[THE RECORDS Boundary: Start]

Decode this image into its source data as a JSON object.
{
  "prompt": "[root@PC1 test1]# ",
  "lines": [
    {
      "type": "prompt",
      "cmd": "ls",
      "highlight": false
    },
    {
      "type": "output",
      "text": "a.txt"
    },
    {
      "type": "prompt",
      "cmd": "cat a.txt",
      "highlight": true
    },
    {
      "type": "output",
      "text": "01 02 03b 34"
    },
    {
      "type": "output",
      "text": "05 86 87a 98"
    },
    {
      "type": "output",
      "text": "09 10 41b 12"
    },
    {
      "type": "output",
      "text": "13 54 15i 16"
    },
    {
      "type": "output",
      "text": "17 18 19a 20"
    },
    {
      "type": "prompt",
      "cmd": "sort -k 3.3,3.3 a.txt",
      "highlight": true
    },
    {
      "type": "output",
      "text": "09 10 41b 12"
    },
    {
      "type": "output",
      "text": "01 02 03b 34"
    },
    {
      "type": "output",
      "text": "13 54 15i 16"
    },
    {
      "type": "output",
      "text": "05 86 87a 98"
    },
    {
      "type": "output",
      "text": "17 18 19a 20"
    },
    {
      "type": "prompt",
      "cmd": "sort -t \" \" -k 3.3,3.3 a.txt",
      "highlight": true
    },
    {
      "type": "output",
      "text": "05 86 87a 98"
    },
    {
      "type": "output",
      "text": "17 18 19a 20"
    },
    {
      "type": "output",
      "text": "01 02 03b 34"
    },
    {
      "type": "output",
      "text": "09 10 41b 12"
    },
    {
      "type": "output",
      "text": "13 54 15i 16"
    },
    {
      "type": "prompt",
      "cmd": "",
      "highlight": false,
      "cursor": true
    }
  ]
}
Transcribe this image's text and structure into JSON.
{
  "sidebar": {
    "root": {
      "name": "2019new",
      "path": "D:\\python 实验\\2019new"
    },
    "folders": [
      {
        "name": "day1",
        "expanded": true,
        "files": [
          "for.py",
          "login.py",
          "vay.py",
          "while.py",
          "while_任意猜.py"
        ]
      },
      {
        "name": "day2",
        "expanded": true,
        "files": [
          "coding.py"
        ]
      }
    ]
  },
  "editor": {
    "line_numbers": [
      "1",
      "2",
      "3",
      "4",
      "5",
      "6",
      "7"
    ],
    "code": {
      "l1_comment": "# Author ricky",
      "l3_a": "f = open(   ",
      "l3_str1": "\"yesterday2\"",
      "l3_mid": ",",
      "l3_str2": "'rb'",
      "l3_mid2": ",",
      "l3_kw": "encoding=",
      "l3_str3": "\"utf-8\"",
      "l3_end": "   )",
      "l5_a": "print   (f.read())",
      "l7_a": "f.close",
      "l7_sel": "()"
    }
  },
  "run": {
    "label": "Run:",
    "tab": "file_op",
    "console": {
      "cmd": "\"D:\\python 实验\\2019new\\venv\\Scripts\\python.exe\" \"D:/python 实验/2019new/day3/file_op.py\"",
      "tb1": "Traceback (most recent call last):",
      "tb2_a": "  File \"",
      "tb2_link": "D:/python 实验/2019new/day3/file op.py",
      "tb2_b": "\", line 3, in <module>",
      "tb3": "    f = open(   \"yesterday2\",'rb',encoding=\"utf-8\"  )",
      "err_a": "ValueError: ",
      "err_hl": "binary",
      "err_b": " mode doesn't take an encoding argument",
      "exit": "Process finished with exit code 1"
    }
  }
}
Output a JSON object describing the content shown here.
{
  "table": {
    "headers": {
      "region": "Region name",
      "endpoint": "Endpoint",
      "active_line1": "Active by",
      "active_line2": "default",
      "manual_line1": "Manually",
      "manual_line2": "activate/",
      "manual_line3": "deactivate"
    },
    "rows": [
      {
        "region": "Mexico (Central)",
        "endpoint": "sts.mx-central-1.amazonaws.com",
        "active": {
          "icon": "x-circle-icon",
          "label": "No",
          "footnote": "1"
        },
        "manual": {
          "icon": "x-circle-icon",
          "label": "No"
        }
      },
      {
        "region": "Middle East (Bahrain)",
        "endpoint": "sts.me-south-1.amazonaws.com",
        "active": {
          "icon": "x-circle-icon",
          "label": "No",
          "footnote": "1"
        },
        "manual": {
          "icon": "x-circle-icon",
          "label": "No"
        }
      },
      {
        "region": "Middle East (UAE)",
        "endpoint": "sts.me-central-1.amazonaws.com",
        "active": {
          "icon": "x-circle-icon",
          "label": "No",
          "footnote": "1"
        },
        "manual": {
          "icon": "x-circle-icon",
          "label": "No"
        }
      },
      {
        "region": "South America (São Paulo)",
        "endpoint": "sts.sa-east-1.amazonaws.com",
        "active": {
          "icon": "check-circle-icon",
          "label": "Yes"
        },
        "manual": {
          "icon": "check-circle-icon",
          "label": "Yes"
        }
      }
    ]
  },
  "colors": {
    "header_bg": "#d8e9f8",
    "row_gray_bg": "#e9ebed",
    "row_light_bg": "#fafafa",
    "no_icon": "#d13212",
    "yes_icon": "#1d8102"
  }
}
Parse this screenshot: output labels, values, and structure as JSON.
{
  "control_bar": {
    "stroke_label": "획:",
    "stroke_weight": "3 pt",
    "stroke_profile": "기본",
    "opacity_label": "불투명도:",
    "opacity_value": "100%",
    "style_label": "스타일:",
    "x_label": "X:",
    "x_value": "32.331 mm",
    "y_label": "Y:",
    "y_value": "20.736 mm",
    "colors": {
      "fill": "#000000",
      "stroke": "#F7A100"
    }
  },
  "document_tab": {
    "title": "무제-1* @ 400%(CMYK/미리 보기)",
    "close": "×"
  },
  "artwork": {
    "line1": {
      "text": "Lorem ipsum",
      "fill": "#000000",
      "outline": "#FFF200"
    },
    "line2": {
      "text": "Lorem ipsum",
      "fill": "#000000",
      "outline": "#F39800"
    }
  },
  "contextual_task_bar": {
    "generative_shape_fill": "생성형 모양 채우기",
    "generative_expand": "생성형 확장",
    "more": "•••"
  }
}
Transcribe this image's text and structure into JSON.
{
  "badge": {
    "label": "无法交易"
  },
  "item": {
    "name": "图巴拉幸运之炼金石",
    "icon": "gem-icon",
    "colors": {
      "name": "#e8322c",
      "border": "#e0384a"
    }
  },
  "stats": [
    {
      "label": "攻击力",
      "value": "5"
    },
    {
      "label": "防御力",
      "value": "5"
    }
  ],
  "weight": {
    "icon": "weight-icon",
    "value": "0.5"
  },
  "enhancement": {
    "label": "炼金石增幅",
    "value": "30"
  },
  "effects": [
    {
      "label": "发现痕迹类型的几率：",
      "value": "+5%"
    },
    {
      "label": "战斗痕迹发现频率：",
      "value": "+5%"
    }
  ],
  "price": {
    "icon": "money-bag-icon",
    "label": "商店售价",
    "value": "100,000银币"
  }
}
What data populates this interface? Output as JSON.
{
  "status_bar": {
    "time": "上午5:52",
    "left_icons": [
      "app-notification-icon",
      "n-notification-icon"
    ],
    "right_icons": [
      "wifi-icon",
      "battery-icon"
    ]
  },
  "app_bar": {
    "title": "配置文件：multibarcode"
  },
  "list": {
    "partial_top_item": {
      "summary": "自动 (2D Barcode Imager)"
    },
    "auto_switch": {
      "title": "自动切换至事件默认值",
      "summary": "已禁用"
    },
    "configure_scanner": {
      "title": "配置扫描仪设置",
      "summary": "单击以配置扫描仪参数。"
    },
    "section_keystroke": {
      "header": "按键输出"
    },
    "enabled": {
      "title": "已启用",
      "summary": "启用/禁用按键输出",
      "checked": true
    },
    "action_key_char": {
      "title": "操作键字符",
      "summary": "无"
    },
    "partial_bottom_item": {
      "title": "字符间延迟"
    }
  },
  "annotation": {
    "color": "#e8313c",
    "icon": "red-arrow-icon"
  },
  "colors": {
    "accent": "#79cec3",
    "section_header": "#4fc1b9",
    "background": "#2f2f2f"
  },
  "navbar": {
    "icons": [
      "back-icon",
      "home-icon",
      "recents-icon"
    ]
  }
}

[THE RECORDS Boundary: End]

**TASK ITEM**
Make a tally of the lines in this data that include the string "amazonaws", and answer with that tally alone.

**YOUR SOLUTION**
4